A major responsibility as an editor is to find the right kind of reviewers – this step can be quite time consuming as it requires you to dive into the paper and the subject matter in detail.
The next task is to ensure regular communication with the reviewers throughout the publication process. Regular communication means keeping the reviewers in the loop during and after their feedback has been addressed, as this shows appreciation for their time and effort. This blog explains the full process of interactive peer review in EGU’s open access journals.
When a paper is finally accepted, the editor can decide whether to highlight it – a step that positions the paper as interesting to broader audiences.
Challenges that come with being an editor
Every job comes with its fair share of challenges, and an editor’s job is no exception.

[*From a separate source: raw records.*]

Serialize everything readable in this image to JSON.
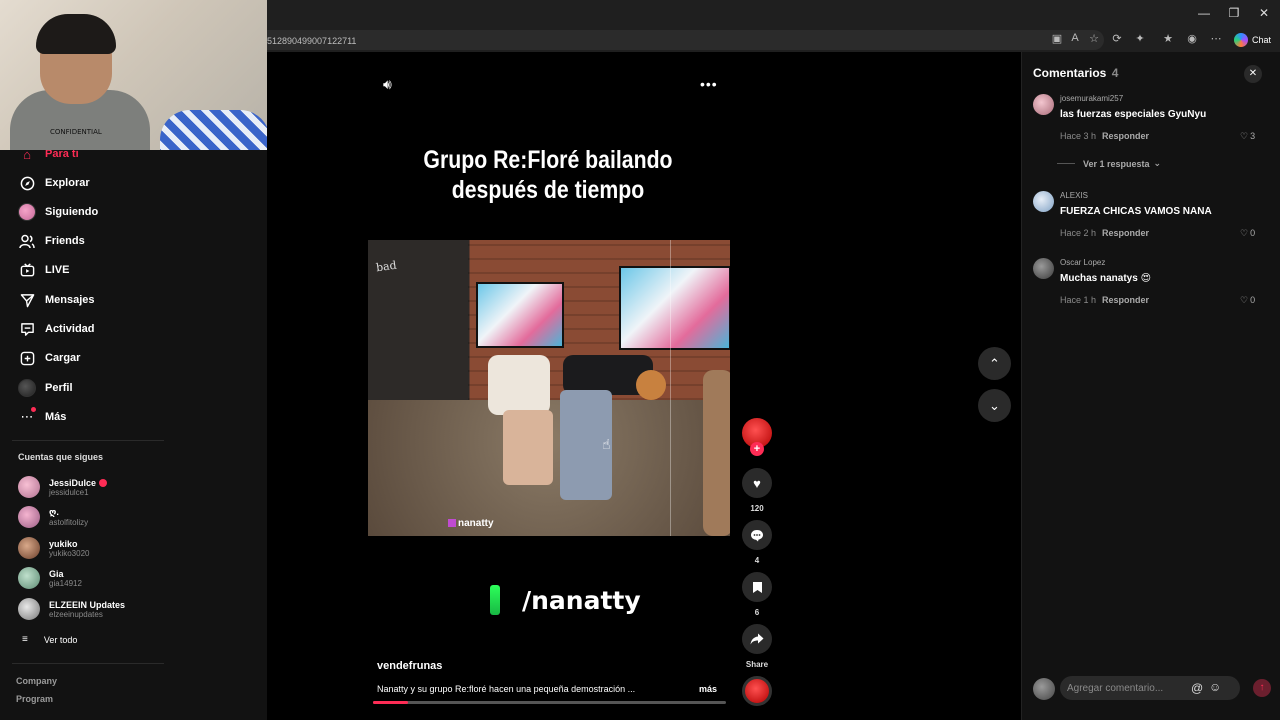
{
  "browser": {
    "url": "512890499007122711",
    "chat_label": "Chat",
    "win_minimize": "—",
    "win_restore": "❐",
    "win_close": "✕"
  },
  "webcam": {
    "shirt_text": "CONFIDENTIAL"
  },
  "sidebar": {
    "items": [
      {
        "label": "Para ti",
        "icon": "home-icon"
      },
      {
        "label": "Explorar",
        "icon": "compass-icon"
      },
      {
        "label": "Siguiendo",
        "icon": "following-avatar-icon"
      },
      {
        "label": "Friends",
        "icon": "friends-icon"
      },
      {
        "label": "LIVE",
        "icon": "live-tv-icon"
      },
      {
        "label": "Mensajes",
        "icon": "send-icon"
      },
      {
        "label": "Actividad",
        "icon": "inbox-icon"
      },
      {
        "label": "Cargar",
        "icon": "plus-square-icon"
      },
      {
        "label": "Perfil",
        "icon": "profile-avatar-icon"
      },
      {
        "label": "Más",
        "icon": "more-dots-icon"
      }
    ],
    "following_title": "Cuentas que sigues",
    "following": [
      {
        "name": "JessiDulce",
        "handle": "jessidulce1"
      },
      {
        "name": "ღ.",
        "handle": "astolfitolizy"
      },
      {
        "name": "yukiko",
        "handle": "yukiko3020"
      },
      {
        "name": "Gia",
        "handle": "gia14912"
      },
      {
        "name": "ELZEEIN Updates",
        "handle": "elzeeinupdates"
      }
    ],
    "see_all": "Ver todo",
    "footer": [
      "Company",
      "Program"
    ]
  },
  "video": {
    "title_line1": "Grupo Re:Floré bailando",
    "title_line2": "después de tiempo",
    "chalk_text": "bad",
    "watermark": "nanatty",
    "caption_handle": "/nanatty",
    "author": "vendefrunas",
    "description": "Nanatty y su grupo Re:floré hacen una pequeña demostración ...",
    "more": "más",
    "progress": 0.1
  },
  "actions": {
    "likes": "120",
    "comments": "4",
    "saves": "6",
    "share": "Share",
    "follow_plus": "+"
  },
  "comments_panel": {
    "title": "Comentarios",
    "count": "4",
    "comments": [
      {
        "user": "josemurakami257",
        "text": "las fuerzas especiales GyuNyu",
        "time": "Hace 3 h",
        "reply": "Responder",
        "likes": "3"
      },
      {
        "user": "ALEXIS",
        "text": "FUERZA CHICAS VAMOS NANA",
        "time": "Hace 2 h",
        "reply": "Responder",
        "likes": "0"
      },
      {
        "user": "Oscar Lopez",
        "text": "Muchas nanatys 😍",
        "time": "Hace 1 h",
        "reply": "Responder",
        "likes": "0"
      }
    ],
    "view_replies": "Ver 1 respuesta",
    "input_placeholder": "Agregar comentario..."
  },
  "colors": {
    "accent": "#fe2c55",
    "panel_bg": "#121212",
    "green_mark": "#2dff5a"
  }
}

Here are some of the common issues that may arise which editors must address in a timely manner:
- Papers that are beyond or just on the margin of the journal’s area of focus
- Papers that contain plagiarized text or duplicated images
- Unhelpful or poorly detailed reviewer feedback that does not help in decision making
- Differing opinions between reviewers on a single paper. It then becomes the editor’s job to moderate these differences and arrive at common ground that is best for the paper
- Reviewers who let their opinions dominate the rest. In such cases, editors must be sure to give equal say to all reviewers involved in the process
- Unprofessional conduct, either on the part of the author(s) or reviewers involved
- Authors who make insufficient revisions and/or do not adequately address the feedback provided. Editors must then take a firm line with authors in an open and transparent manner
- Disputes on technical details – especially if they are on the edge of the editor’s own expertise – in such cases, the editor should consider involving more reviewers in the process
In closing, the senior editors reiterate that an editor’s role can be exciting but may not be suited for just about everyone: it takes a certain skill set to work with people of different backgrounds and working styles to see a paper through review to publication.
For researchers who are already in the first few months or years of editor roles, the senior editors have two pieces of advice to share:
(1) If you have a difficult or underwhelming paper which you believe will not make it past the discussions stage, it is best not to go into more than one round of review with the authors. This helps respect the authors and reviewers time and does not lead to heightened disappointment at the end.
(2) Do not pick too many papers if you have a hectic schedule. It is better to be available for a few papers that you can do justice to, rather than push yourself through rushed reviews.
Do you have any advice or experiences of your own to share with our readers about being a scientific editor? Let us know in the comments below!
Watch the full #EGUwebinar: